It appears that the leafy plant wasn’t the problem but the worm, hence God loved the Assyrians but hated their wicked behaviour.

Coffman points out some interesting things here, he says the following concerning some of the questions God has asked His people.

‘But God said to Jonah, is it right for you to be angry about the plant?’ Jonah 4:9. ‘But the LORD God called to the man, ‘Where are you?’ Genesis 3:9. ‘Then the LORD said to Cain, ‘Where is your brother Abel?’ Genesis 4:9. ‘Then a voice said to him, “What are you doing here, Elijah?’ 1 Kings 19:13.

‘Jesus asked him, ‘Judas, are you betraying the Son of Man with a kiss?’ ‘Jesus said to Simon Peter, ‘Simon son of John, do you love me more than these?’ John 21:15. ‘When Jesus saw him lying there and learned that he had been in this condition for a long time, he asked him, ‘Do you want to get well?’ John 5:6. ‘Saul! Saul! Why do you persecute me?’ Acts 22:7

Coffman goes on to point out the different words in Hebrew used for God, in these verses.

‘Yahweh’, meaning God the Creator is used. Jonah 4:4. ‘Yahweh’, ‘Elohim’, the compound name of God found in the Book of Genesis. Jonah 4:6. ‘Elohim’ the personal God, sends the worm. Jonah 4:8. ‘Elohim’, the Ruler of Nature sends the east wind. Jonah 4:9.

Despite God providing a great wind, Jonah 1:4, a huge fish, Jonah 1:17, a leafy plant, Jonah 4:6, a worm, Jonah 4:7 and a scorching east wind. Jonah 4:8, Jonah appears to be more concerned about his own life, and the plant life, rather than the lives of others, Mark 8:36.

‘But the LORD said, ‘You have been concerned about this plant, though you did not tend it or make it grow. It sprang up overnight and died overnight. And should I not have concern for the great city of Nineveh, in which there are more than a hundred and twenty thousand people who cannot tell their right hand from their left—and also many animals?’ Jonah 4:10-11

God’s object lesson with the leafy plant was to help Jonah understand and look at himself and see his own destruction. Jonah is way more concerned about the leafy plant which withered than he is about all the wickedness that was happening in Nineveh.

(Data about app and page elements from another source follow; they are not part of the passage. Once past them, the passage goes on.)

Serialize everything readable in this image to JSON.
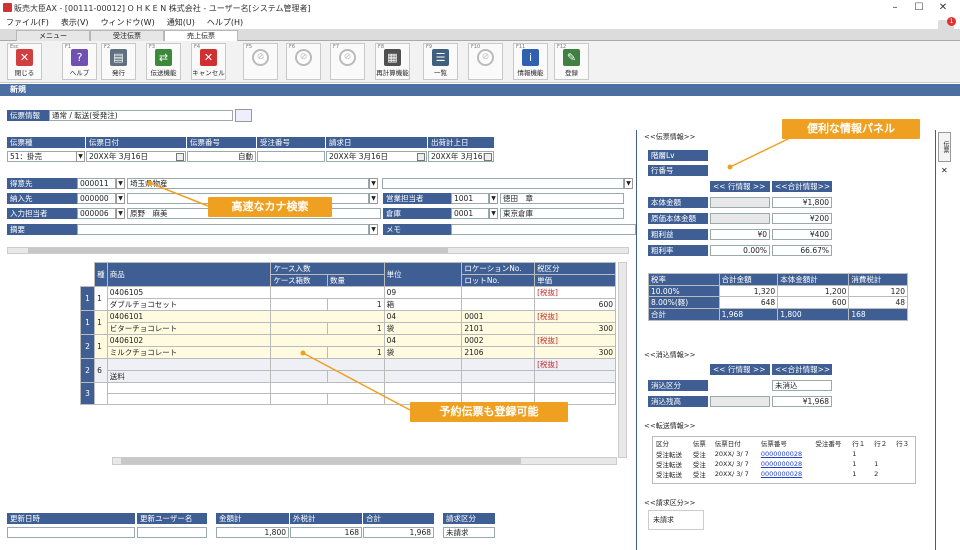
{
  "window": {
    "title": "販売大臣AX - [00111-00012] O H K E N 株式会社 - ユーザー名[システム管理者]",
    "notify_count": "1"
  },
  "menu": [
    "ファイル(F)",
    "表示(V)",
    "ウィンドウ(W)",
    "通知(U)",
    "ヘルプ(H)"
  ],
  "tabs": [
    "メニュー",
    "受注伝票",
    "売上伝票"
  ],
  "toolbar": [
    {
      "key": "Esc",
      "label": "閉じる",
      "icon": "close-icon",
      "color": "#d04040"
    },
    {
      "key": "F1",
      "label": "ヘルプ",
      "icon": "help-icon",
      "color": "#7050b0"
    },
    {
      "key": "F2",
      "label": "発行",
      "icon": "print-icon",
      "color": "#607080"
    },
    {
      "key": "F3",
      "label": "伝送機能",
      "icon": "transfer-icon",
      "color": "#3a8a3a"
    },
    {
      "key": "F4",
      "label": "キャンセル",
      "icon": "cancel-icon",
      "color": "#d03030"
    },
    {
      "key": "F5",
      "label": "",
      "icon": "disabled-icon",
      "color": ""
    },
    {
      "key": "F6",
      "label": "",
      "icon": "disabled-icon",
      "color": ""
    },
    {
      "key": "F7",
      "label": "",
      "icon": "disabled-icon",
      "color": ""
    },
    {
      "key": "F8",
      "label": "再計算機能",
      "icon": "calculator-icon",
      "color": "#505050"
    },
    {
      "key": "F9",
      "label": "一覧",
      "icon": "list-icon",
      "color": "#406080"
    },
    {
      "key": "F10",
      "label": "",
      "icon": "disabled-icon",
      "color": ""
    },
    {
      "key": "F11",
      "label": "情報機能",
      "icon": "info-icon",
      "color": "#3060b0"
    },
    {
      "key": "F12",
      "label": "登録",
      "icon": "register-icon",
      "color": "#408040"
    }
  ],
  "mode_header": "新規",
  "slip_info": {
    "label": "伝票情報",
    "value": "通常 / 転送(受発注)"
  },
  "header_fields": {
    "slip_type_label": "伝票種",
    "slip_type_value": "51：掛売",
    "slip_date_label": "伝票日付",
    "slip_date_value": "20XX年 3月16日",
    "slip_no_label": "伝票番号",
    "slip_no_value": "自動",
    "order_no_label": "受注番号",
    "order_no_value": "",
    "bill_date_label": "請求日",
    "bill_date_value": "20XX年 3月16日",
    "ship_date_label": "出荷計上日",
    "ship_date_value": "20XX年 3月16日"
  },
  "party_fields": {
    "customer_label": "得意先",
    "customer_code": "000011",
    "customer_name": "埼玉県物産",
    "delivery_label": "納入先",
    "delivery_code": "000000",
    "entry_label": "入力担当者",
    "entry_code": "000006",
    "entry_name": "原野　麻美",
    "memo_label": "摘要",
    "sales_rep_label": "営業担当者",
    "sales_rep_code": "1001",
    "sales_rep_name": "徳田　章",
    "warehouse_label": "倉庫",
    "warehouse_code": "0001",
    "warehouse_name": "東京倉庫",
    "note_label": "メモ"
  },
  "callouts": {
    "kana": "高速なカナ検索",
    "reserve": "予約伝票も登録可能",
    "panel": "便利な情報パネル"
  },
  "grid": {
    "headers": {
      "kind": "種",
      "product": "商品",
      "case_qty": "ケース入数",
      "case_count": "ケース箱数",
      "qty": "数量",
      "unit": "単位",
      "location": "ロケーションNo.",
      "lot": "ロットNo.",
      "tax": "税区分",
      "price": "単価"
    },
    "rows": [
      {
        "num": "1",
        "kind": "1",
        "code": "0406105",
        "name": "ダブルチョコセット",
        "qty": "1",
        "unit_code": "09",
        "unit": "箱",
        "location": "",
        "lot": "",
        "tax": "[税抜]",
        "price": "600",
        "style": "white"
      },
      {
        "num": "1",
        "kind": "1",
        "code": "0406101",
        "name": "ビターチョコレート",
        "qty": "1",
        "unit_code": "04",
        "unit": "袋",
        "location": "0001",
        "lot": "2101",
        "tax": "[税抜]",
        "price": "300",
        "style": "yellow"
      },
      {
        "num": "2",
        "kind": "1",
        "code": "0406102",
        "name": "ミルクチョコレート",
        "qty": "1",
        "unit_code": "04",
        "unit": "袋",
        "location": "0002",
        "lot": "2106",
        "tax": "[税抜]",
        "price": "300",
        "style": "yellow"
      },
      {
        "num": "2",
        "kind": "6",
        "code": "",
        "name": "送料",
        "qty": "",
        "unit_code": "",
        "unit": "",
        "location": "",
        "lot": "",
        "tax": "[税抜]",
        "price": "",
        "style": "white"
      },
      {
        "num": "3",
        "kind": "",
        "code": "",
        "name": "",
        "qty": "",
        "unit_code": "",
        "unit": "",
        "location": "",
        "lot": "",
        "tax": "",
        "price": "",
        "style": "white"
      }
    ]
  },
  "footer": {
    "updated_label": "更新日時",
    "updated_value": "",
    "user_label": "更新ユーザー名",
    "user_value": "",
    "amount_label": "金額計",
    "amount_value": "1,800",
    "tax_label": "外税計",
    "tax_value": "168",
    "total_label": "合計",
    "total_value": "1,968",
    "bill_label": "請求区分",
    "bill_value": "未請求"
  },
  "panel": {
    "slip_section": "<<伝票情報>>",
    "layer_label": "階層Lv",
    "line_label": "行番号",
    "line_info_btn": "<< 行情報 >>",
    "total_info_btn": "<<合計情報>>",
    "rows": [
      {
        "label": "本体金額",
        "line": "",
        "total": "¥1,800"
      },
      {
        "label": "原価本体金額",
        "line": "",
        "total": "¥200"
      },
      {
        "label": "粗利益",
        "line": "¥0",
        "total": "¥400"
      },
      {
        "label": "粗利率",
        "line": "0.00%",
        "total": "66.67%"
      }
    ],
    "tax_headers": [
      "税率",
      "合計金額",
      "本体金額計",
      "消費税計"
    ],
    "tax_rows": [
      [
        "10.00%",
        "1,320",
        "1,200",
        "120"
      ],
      [
        "8.00%(軽)",
        "648",
        "600",
        "48"
      ],
      [
        "合計",
        "1,968",
        "1,800",
        "168"
      ]
    ],
    "consume_section": "<<消込情報>>",
    "consume_line_btn": "<< 行情報 >>",
    "consume_total_btn": "<<合計情報>>",
    "consume_kind_label": "消込区分",
    "consume_kind_value": "未消込",
    "consume_remain_label": "消込残高",
    "consume_remain_value": "¥1,968",
    "transfer_section": "<<転送情報>>",
    "transfer_headers": [
      "区分",
      "伝票",
      "伝票日付",
      "伝票番号",
      "受注番号",
      "行１",
      "行２",
      "行３"
    ],
    "transfer_rows": [
      [
        "受注転送",
        "受注",
        "20XX/ 3/ 7",
        "0000000028",
        "",
        "1",
        "",
        ""
      ],
      [
        "受注転送",
        "受注",
        "20XX/ 3/ 7",
        "0000000028",
        "",
        "1",
        "1",
        ""
      ],
      [
        "受注転送",
        "受注",
        "20XX/ 3/ 7",
        "0000000028",
        "",
        "1",
        "2",
        ""
      ]
    ],
    "bill_section": "<<請求区分>>",
    "bill_value": "未請求",
    "side_tab": "伝票"
  }
}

Notice that God asks the question to Jonah, but God didn’t answer it, that’s because Jonah should know the answer himself. Jonah should know that God would never condemn a nation, especially after they have repented of their sins after the preaching of Jonah himself.

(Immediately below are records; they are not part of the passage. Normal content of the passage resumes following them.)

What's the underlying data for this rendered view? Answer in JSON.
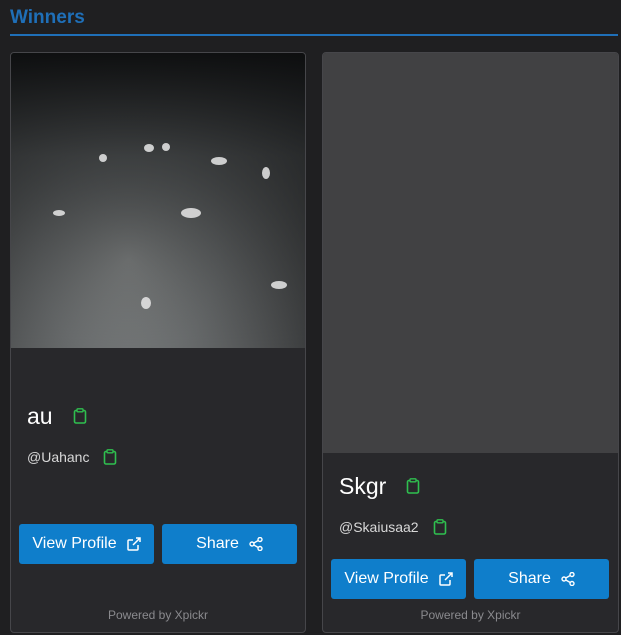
{
  "header": {
    "title": "Winners"
  },
  "cards": [
    {
      "name": "au",
      "handle": "@Uahanc",
      "view_profile_label": "View Profile",
      "share_label": "Share",
      "powered_by": "Powered by Xpickr"
    },
    {
      "name": "Skgr",
      "handle": "@Skaiusaa2",
      "view_profile_label": "View Profile",
      "share_label": "Share",
      "powered_by": "Powered by Xpickr"
    }
  ],
  "colors": {
    "accent": "#1f6fb8",
    "button": "#0f7ecb",
    "copy_icon": "#2fbf4f",
    "background": "#1f1f21",
    "card": "#28282b"
  },
  "icons": {
    "copy": "clipboard-icon",
    "external": "external-link-icon",
    "share": "share-icon"
  }
}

Jonah should know that God was right and being just, in His decision not to destroy Nineveh, 2 Peter 3:9. This is a lesson Jonah and the Northern Kingdom of Israel were eventually going to learn.

God’s decision is just because the Assyrians repented but His decision to later use them to take Israel into captivity is also just because His own people refused to repent of their sinfulness.


If we learn anything from Jonah, surely it is that God loves and cares for all people, not just a select few, Acts 10-11 / Romans 3:29, even the people we think aren’t worthy of receiving His grace.

When we struggle to see God’s ways or understand them, then we too should pray to God to help us understand His ways, whilst accepting His will for us, Isaiah 55:8-9.

Many Christians run away from their responsibilities within the Lord’s church, whether that be using the gifts He has given to edify each other, Romans 12:3-8, or not obeying the great commission to take the message of God’s love to the world, Matthew 28:19-20.

The church needs good solid food to chew on, so they can grow up in the grace and knowledge of our Lord and Saviour Jesus, 2 Perter 3:18, but we also need to reach out to the lost, Romans 10:14-15 and let them know that they need to repent in order to be saved.

‘But do not forget this one thing, dear friends: With the Lord, a day is like a thousand years, and a thousand years are like a day. The Lord is not slow in keeping his promise, as some understand slowness. Instead, he is patient with you, not wanting anyone to perish, but everyone to come to repentance.’ 2 Peter 3:8-9